= What needs to be done =
If a line in the entries below contains "Select", copy it.

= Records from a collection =
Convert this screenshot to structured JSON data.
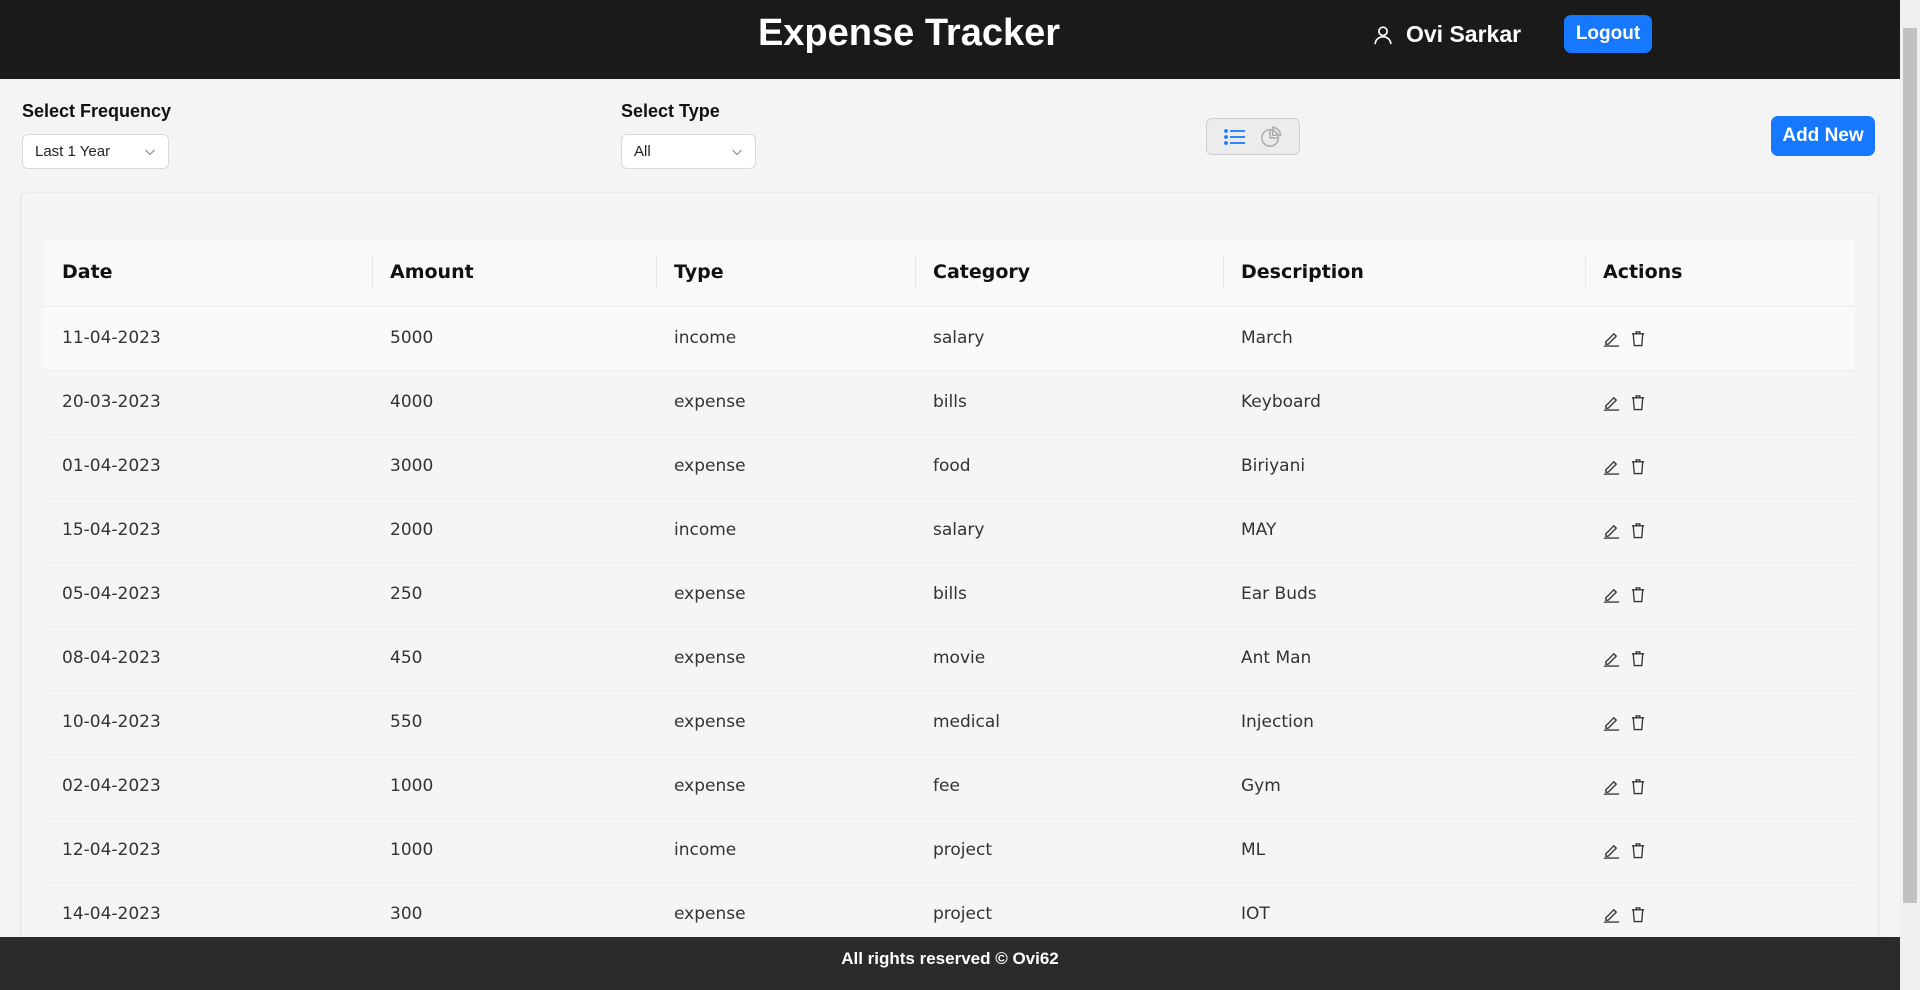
{
  "header": {
    "title": "Expense Tracker",
    "user_name": "Ovi Sarkar",
    "logout_label": "Logout"
  },
  "filters": {
    "frequency_label": "Select Frequency",
    "frequency_value": "Last 1 Year",
    "type_label": "Select Type",
    "type_value": "All"
  },
  "view_toggle": {
    "list_icon": "list-icon",
    "chart_icon": "pie-chart-icon",
    "active": "list"
  },
  "add_new_label": "Add New",
  "table": {
    "columns": [
      "Date",
      "Amount",
      "Type",
      "Category",
      "Description",
      "Actions"
    ],
    "rows": [
      [
        "11-04-2023",
        "5000",
        "income",
        "salary",
        "March"
      ],
      [
        "20-03-2023",
        "4000",
        "expense",
        "bills",
        "Keyboard"
      ],
      [
        "01-04-2023",
        "3000",
        "expense",
        "food",
        "Biriyani"
      ],
      [
        "15-04-2023",
        "2000",
        "income",
        "salary",
        "MAY"
      ],
      [
        "05-04-2023",
        "250",
        "expense",
        "bills",
        "Ear Buds"
      ],
      [
        "08-04-2023",
        "450",
        "expense",
        "movie",
        "Ant Man"
      ],
      [
        "10-04-2023",
        "550",
        "expense",
        "medical",
        "Injection"
      ],
      [
        "02-04-2023",
        "1000",
        "expense",
        "fee",
        "Gym"
      ],
      [
        "12-04-2023",
        "1000",
        "income",
        "project",
        "ML"
      ],
      [
        "14-04-2023",
        "300",
        "expense",
        "project",
        "IOT"
      ]
    ]
  },
  "footer": {
    "text": "All rights reserved © Ovi62"
  },
  "colors": {
    "accent": "#1677ff",
    "header_bg": "#1a1a1a",
    "footer_bg": "#2b2b2b"
  }
}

= Exercise output =
    "frequency_label": "Select Frequency",
    "type_label": "Select Type",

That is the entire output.